RECORDS PROVIDED Start Marker

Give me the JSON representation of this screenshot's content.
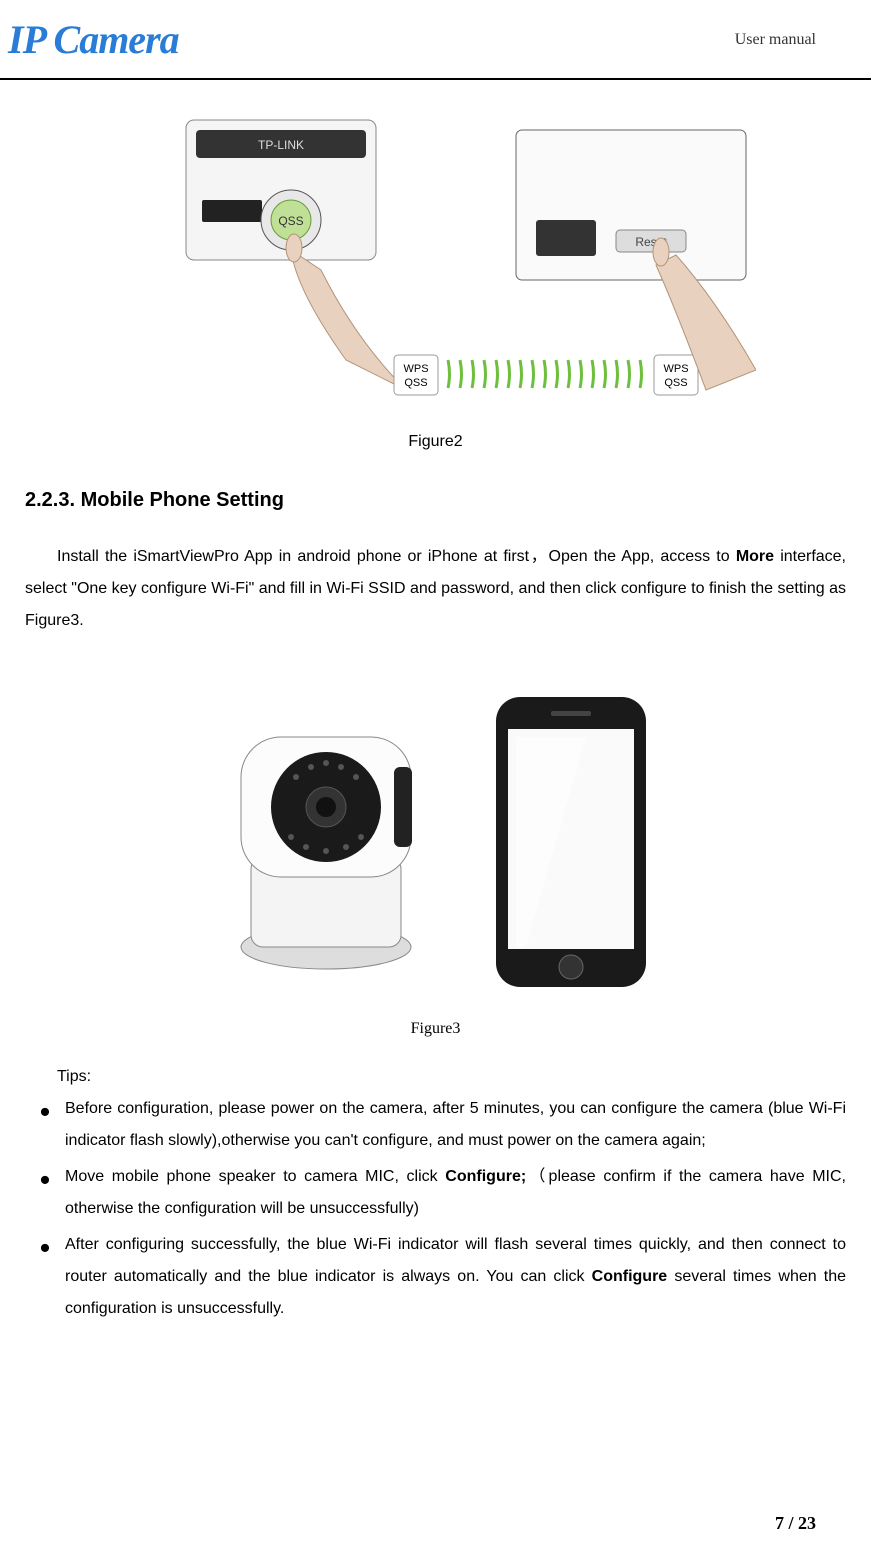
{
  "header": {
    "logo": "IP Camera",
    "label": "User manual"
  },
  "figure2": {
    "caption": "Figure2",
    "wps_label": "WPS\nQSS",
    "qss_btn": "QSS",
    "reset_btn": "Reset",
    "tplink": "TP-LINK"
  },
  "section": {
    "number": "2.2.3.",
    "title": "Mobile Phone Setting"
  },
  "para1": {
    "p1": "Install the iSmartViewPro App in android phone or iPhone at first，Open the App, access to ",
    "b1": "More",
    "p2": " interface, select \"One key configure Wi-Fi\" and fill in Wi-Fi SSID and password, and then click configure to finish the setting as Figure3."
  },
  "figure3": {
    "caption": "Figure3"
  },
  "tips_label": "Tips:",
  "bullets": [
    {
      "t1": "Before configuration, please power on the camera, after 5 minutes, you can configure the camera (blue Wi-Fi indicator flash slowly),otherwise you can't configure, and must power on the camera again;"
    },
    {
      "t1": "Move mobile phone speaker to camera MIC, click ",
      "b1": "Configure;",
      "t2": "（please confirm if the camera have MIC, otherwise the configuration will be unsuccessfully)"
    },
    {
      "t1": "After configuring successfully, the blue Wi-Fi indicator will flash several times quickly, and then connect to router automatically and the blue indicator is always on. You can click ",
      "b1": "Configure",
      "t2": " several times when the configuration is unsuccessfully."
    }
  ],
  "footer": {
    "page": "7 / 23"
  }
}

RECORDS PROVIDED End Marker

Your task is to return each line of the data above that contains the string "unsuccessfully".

_OUTPUT_.
      "t2": "（please confirm if the camera have MIC, otherwise the configuration will be unsuccessfully)"
      "t2": " several times when the configuration is unsuccessfully."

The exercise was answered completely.